* [EXERCISE OBJECTIVE]: Take from the data every line in which the word "élément" is found.

* [DATASET]:
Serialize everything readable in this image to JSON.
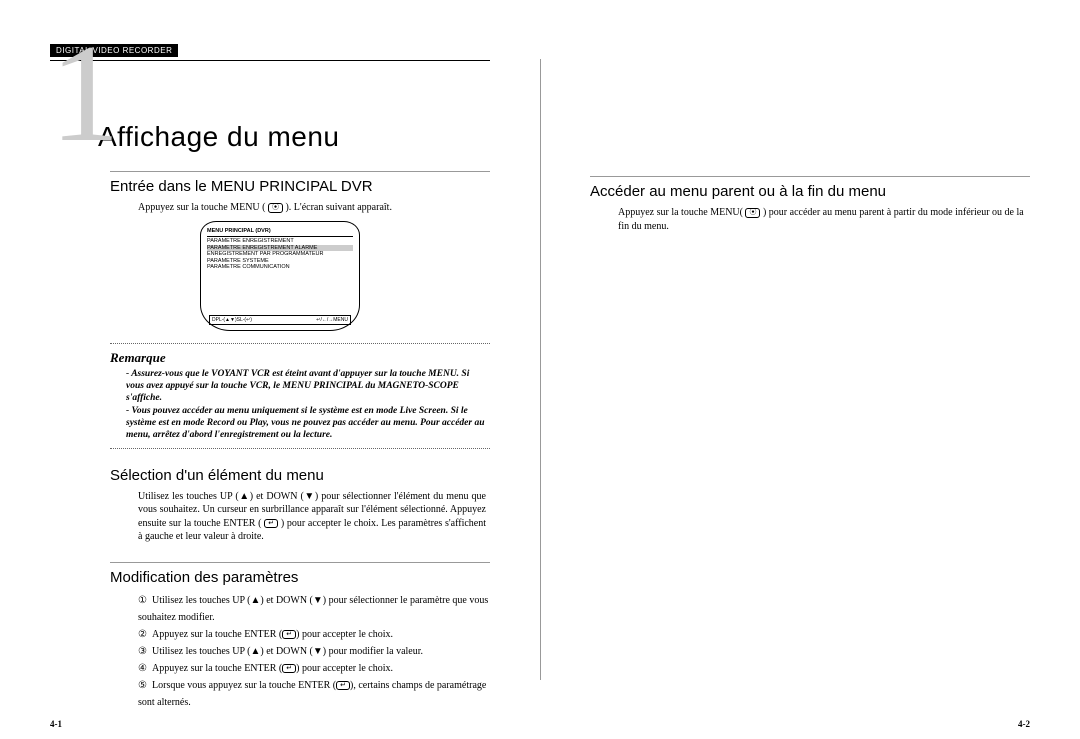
{
  "header_tag": "DIGITAL VIDEO RECORDER",
  "chapter_number": "1",
  "main_title": "Affichage du menu",
  "left": {
    "section1": {
      "title": "Entrée dans le MENU PRINCIPAL DVR",
      "intro_pre": "Appuyez sur la touche MENU (",
      "intro_icon": "⦿",
      "intro_post": "). L'écran suivant apparaît."
    },
    "tv": {
      "title": "MENU PRINCIPAL (DVR)",
      "items": [
        "PARAMETRE ENREGISTREMENT",
        "PARAMETRE ENREGISTREMENT ALARME",
        "ENREGISTREMENT PAR PROGRAMMATEUR",
        "PARAMETRE SYSTEME",
        "PARAMETRE COMMUNICATION"
      ],
      "highlight_index": 1,
      "footer_left": "DPL-(▲▼)SL-(↵)",
      "footer_right": "↵/←/→MENU"
    },
    "remarque": {
      "title": "Remarque",
      "bullets": [
        "Assurez-vous que le VOYANT VCR est éteint avant d'appuyer sur la touche MENU. Si vous avez appuyé sur la touche VCR, le MENU PRINCIPAL du MAGNETO-SCOPE s'affiche.",
        "Vous pouvez accéder au menu uniquement si le système est en mode Live Screen. Si le système est en mode Record ou Play, vous ne pouvez pas accéder au menu. Pour accéder au menu, arrêtez d'abord l'enregistrement ou la lecture."
      ]
    },
    "section2": {
      "title": "Sélection d'un élément du menu",
      "body_pre": "Utilisez les touches UP (▲) et DOWN (▼) pour sélectionner l'élément du menu que vous souhaitez. Un curseur en surbrillance apparaît sur l'élément sélectionné. Appuyez ensuite sur la touche ENTER (",
      "body_icon": "↵",
      "body_post": ") pour accepter le choix. Les paramètres s'affichent à gauche et leur valeur à droite."
    },
    "section3": {
      "title": "Modification des paramètres",
      "steps": [
        {
          "n": "①",
          "pre": "Utilisez les touches UP (▲) et DOWN (▼) pour sélectionner le paramètre que vous souhaitez modifier.",
          "icon": "",
          "post": ""
        },
        {
          "n": "②",
          "pre": "Appuyez sur la touche ENTER (",
          "icon": "↵",
          "post": ") pour accepter le choix."
        },
        {
          "n": "③",
          "pre": "Utilisez les touches UP (▲) et DOWN (▼) pour modifier la valeur.",
          "icon": "",
          "post": ""
        },
        {
          "n": "④",
          "pre": "Appuyez sur la touche ENTER (",
          "icon": "↵",
          "post": ") pour accepter le choix."
        },
        {
          "n": "⑤",
          "pre": "Lorsque vous appuyez sur la touche ENTER (",
          "icon": "↵",
          "post": "), certains champs de paramétrage sont alternés."
        }
      ]
    },
    "page_num": "4-1"
  },
  "right": {
    "section1": {
      "title": "Accéder au menu parent ou à la fin du menu",
      "body_pre": "Appuyez sur la touche MENU(",
      "body_icon": "⦿",
      "body_post": ") pour accéder au menu parent à partir du mode inférieur ou de la fin du menu."
    },
    "page_num": "4-2"
  }
}
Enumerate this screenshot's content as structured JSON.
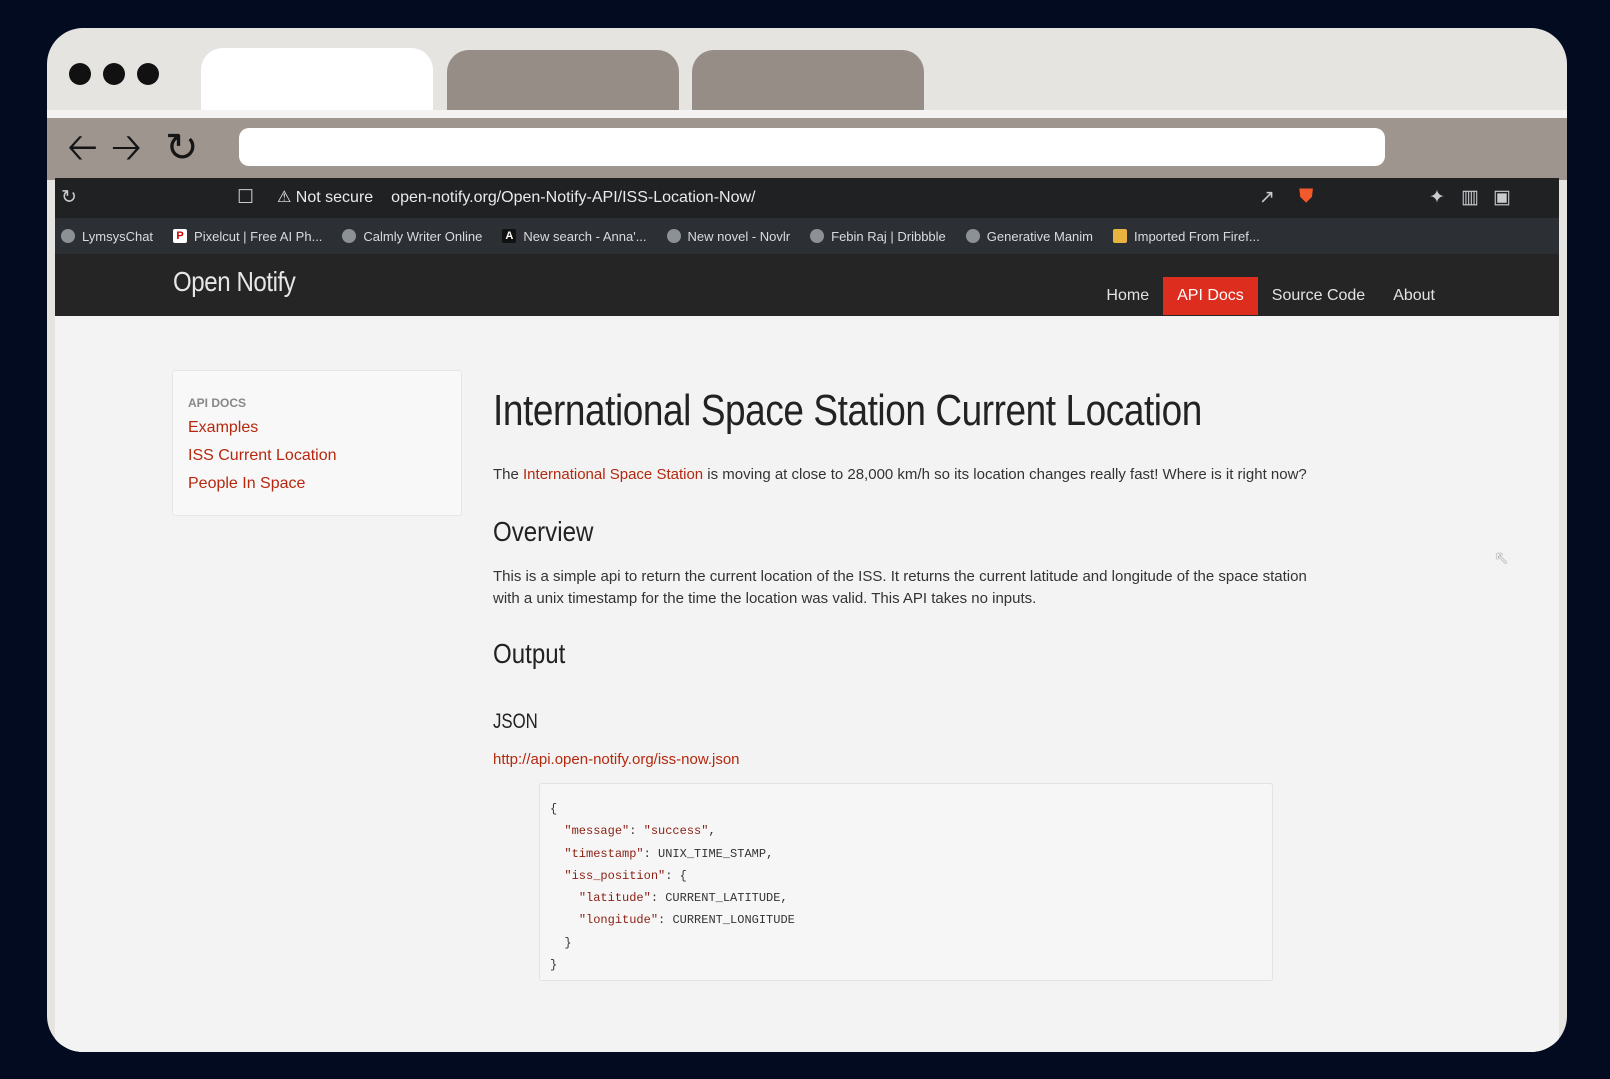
{
  "browser": {
    "url_security": "Not secure",
    "url": "open-notify.org/Open-Notify-API/ISS-Location-Now/"
  },
  "bookmarks": [
    {
      "label": "LymsysChat",
      "icon": "globe-icon"
    },
    {
      "label": "Pixelcut | Free AI Ph...",
      "icon": "pixelcut-icon"
    },
    {
      "label": "Calmly Writer Online",
      "icon": "globe-icon"
    },
    {
      "label": "New search - Anna'...",
      "icon": "anna-icon"
    },
    {
      "label": "New novel - Novlr",
      "icon": "globe-icon"
    },
    {
      "label": "Febin Raj | Dribbble",
      "icon": "globe-icon"
    },
    {
      "label": "Generative Manim",
      "icon": "globe-icon"
    },
    {
      "label": "Imported From Firef...",
      "icon": "folder-icon"
    }
  ],
  "site": {
    "brand": "Open Notify",
    "menu": [
      "Home",
      "API Docs",
      "Source Code",
      "About"
    ],
    "active_menu": "API Docs",
    "accent": "#dc2d1f"
  },
  "sidebar": {
    "heading": "API DOCS",
    "links": [
      "Examples",
      "ISS Current Location",
      "People In Space"
    ]
  },
  "main": {
    "title": "International Space Station Current Location",
    "intro_prefix": "The ",
    "intro_link": "International Space Station",
    "intro_suffix": " is moving at close to 28,000 km/h so its location changes really fast! Where is it right now?",
    "overview_heading": "Overview",
    "overview_text": "This is a simple api to return the current location of the ISS. It returns the current latitude and longitude of the space station with a unix timestamp for the time the location was valid. This API takes no inputs.",
    "output_heading": "Output",
    "json_heading": "JSON",
    "json_url": "http://api.open-notify.org/iss-now.json",
    "code": {
      "open": "{",
      "message_key": "\"message\"",
      "message_val": "\"success\"",
      "timestamp_key": "\"timestamp\"",
      "timestamp_val": "UNIX_TIME_STAMP",
      "position_key": "\"iss_position\"",
      "latitude_key": "\"latitude\"",
      "latitude_val": "CURRENT_LATITUDE",
      "longitude_key": "\"longitude\"",
      "longitude_val": "CURRENT_LONGITUDE",
      "inner_close": "}",
      "close": "}"
    }
  }
}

* [RESPONSE BELOW]:
      "title": "Sélection d'un élément du menu",
      "body_pre": "Utilisez les touches UP (▲) et DOWN (▼) pour sélectionner l'élément du menu que vous souhaitez. Un curseur en surbrillance apparaît sur l'élément sélectionné. Appuyez ensuite sur la touche ENTER (",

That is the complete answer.